In an effort to convince optometrists to become board certified, the American Board of Optometry has engaged in deceptive and false advertising and unfair competition, according to a lawsuit filed by the AOS against the ABO.
The suit, filed in the U.S. District Court for the Central District of California, arose from statements the ABO made on it its Web site, http://www.americanboardofoptometry.org/, including use of the ABOVE acronym, which stands for American Board of Optometry Verification of Excellence. Specifically the ABO stated that ABO-certified doctors:
"This misleads the public because it implies training and knowledge that a 'merely licensed' optometrist does not have.
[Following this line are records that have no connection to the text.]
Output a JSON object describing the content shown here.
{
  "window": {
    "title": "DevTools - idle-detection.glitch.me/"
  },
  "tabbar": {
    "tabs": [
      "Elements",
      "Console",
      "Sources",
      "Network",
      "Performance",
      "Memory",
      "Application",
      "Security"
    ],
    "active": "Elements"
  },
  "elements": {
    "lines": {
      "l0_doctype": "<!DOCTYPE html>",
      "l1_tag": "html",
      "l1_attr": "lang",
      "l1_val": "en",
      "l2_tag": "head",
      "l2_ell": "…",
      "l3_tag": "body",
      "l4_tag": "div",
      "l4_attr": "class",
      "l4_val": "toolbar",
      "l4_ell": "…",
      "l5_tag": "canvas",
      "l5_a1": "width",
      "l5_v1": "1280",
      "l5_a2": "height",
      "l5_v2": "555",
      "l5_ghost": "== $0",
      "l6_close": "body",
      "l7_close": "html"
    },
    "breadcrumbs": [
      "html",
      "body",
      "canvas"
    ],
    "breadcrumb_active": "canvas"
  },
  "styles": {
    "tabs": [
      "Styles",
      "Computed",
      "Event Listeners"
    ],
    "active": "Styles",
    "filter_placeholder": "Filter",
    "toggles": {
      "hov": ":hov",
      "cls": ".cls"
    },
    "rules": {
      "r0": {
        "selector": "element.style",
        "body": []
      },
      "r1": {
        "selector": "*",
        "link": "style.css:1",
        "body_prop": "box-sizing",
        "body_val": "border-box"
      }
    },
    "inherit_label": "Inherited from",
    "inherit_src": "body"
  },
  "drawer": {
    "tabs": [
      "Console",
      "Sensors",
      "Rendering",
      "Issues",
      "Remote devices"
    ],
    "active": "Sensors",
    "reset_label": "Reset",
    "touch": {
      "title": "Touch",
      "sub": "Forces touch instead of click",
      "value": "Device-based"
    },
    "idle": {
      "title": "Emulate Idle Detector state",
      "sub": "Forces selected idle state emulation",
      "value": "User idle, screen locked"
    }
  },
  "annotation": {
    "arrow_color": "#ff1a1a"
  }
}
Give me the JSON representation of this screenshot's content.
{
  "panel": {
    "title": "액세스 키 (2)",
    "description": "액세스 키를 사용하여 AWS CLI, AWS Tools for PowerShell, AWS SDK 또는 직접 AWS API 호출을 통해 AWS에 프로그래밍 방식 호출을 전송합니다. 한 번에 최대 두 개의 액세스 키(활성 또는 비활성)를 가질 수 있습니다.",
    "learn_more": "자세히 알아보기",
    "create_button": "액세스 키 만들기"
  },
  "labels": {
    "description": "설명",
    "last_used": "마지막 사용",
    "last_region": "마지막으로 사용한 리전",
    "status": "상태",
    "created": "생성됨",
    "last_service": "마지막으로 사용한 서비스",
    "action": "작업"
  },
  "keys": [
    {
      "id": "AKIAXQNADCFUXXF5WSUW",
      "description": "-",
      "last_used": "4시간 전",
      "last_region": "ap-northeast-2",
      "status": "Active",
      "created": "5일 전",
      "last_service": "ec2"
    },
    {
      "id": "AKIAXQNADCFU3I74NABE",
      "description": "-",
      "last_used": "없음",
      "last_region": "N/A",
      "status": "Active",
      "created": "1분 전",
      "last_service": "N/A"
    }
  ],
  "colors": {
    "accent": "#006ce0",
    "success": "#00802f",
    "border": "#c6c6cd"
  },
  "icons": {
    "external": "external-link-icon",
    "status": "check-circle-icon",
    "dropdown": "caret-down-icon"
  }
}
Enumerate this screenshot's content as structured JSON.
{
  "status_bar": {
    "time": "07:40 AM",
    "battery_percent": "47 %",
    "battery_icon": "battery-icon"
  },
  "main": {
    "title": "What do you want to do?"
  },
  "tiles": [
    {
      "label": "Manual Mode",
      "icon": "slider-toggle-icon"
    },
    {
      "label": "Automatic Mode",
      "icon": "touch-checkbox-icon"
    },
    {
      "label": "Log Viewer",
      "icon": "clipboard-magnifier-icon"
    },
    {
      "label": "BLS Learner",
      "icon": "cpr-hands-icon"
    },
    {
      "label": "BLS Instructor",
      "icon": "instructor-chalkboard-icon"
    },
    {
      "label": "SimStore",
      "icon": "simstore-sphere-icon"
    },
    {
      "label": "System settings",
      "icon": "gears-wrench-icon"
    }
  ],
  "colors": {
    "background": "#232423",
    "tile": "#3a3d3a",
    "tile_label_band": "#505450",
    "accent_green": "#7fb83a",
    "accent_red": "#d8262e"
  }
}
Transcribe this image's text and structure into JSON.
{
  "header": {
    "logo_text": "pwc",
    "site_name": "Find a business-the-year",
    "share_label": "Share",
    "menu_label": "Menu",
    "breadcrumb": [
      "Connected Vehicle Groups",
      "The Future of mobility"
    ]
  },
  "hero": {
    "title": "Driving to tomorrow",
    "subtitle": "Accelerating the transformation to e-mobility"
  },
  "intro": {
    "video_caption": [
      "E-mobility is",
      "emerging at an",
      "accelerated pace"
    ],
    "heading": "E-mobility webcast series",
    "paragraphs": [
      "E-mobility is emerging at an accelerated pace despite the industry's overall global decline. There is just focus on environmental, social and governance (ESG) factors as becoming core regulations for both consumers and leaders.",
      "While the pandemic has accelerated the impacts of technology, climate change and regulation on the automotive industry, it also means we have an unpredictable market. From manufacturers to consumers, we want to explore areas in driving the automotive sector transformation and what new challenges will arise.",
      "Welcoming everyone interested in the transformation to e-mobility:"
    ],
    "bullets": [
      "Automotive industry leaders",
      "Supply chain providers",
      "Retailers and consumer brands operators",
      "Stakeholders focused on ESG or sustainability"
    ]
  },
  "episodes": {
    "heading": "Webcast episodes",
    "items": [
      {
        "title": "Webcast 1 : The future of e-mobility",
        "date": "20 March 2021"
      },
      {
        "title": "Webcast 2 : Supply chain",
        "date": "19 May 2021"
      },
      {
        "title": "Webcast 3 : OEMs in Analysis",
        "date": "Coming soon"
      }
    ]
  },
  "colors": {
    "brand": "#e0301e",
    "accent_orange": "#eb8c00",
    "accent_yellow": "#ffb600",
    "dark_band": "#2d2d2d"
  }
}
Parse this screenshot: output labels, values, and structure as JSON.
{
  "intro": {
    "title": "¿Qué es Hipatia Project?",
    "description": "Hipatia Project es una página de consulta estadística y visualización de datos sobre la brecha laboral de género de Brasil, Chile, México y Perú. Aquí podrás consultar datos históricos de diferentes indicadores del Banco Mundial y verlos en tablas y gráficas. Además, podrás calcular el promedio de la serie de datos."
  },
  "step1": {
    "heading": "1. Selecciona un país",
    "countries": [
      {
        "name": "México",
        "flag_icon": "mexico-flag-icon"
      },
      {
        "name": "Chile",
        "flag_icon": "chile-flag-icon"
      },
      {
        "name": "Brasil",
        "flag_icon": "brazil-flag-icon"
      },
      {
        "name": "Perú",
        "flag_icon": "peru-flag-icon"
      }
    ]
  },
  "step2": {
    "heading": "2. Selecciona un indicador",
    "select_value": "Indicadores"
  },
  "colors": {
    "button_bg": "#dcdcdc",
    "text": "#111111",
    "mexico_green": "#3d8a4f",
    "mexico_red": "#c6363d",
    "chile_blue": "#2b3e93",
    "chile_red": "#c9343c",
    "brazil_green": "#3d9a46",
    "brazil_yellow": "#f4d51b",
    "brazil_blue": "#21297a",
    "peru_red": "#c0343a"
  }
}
So, the fact that the 'ABOVE' message is gone does nothing to mitigate the basis for the lawsuit," added Craig S. Steinberg, OD, JD, general counsel for the AOS who filed the suit.
For these reasons, the AOS is seeking an injunction to permanently cease and desist this type of advertising.
The ABO has discontinued use of the ABOVE acronym, but the AOS remains concerned about the use of similar messages in the future. "Just because it is currently changed or removed from the ABO site does not mean it cannot be placed back on unless there is a permanent injunction," Dr. Miller said.
In fact, the suit states that the AOS' membership will suffer competitive harm, as a result of ABO advertising. At the same time, by making ABO certification a necessity to remain competitive, the ABO will increase the sales of its own products and services, the suit charges.
ABO Chairman David Cockrell, OD, declined to comment on the specifics of the pending litigation. He did, however, deny the allegations against the ABO and stated that the ABO plans to "vigorously defend its position."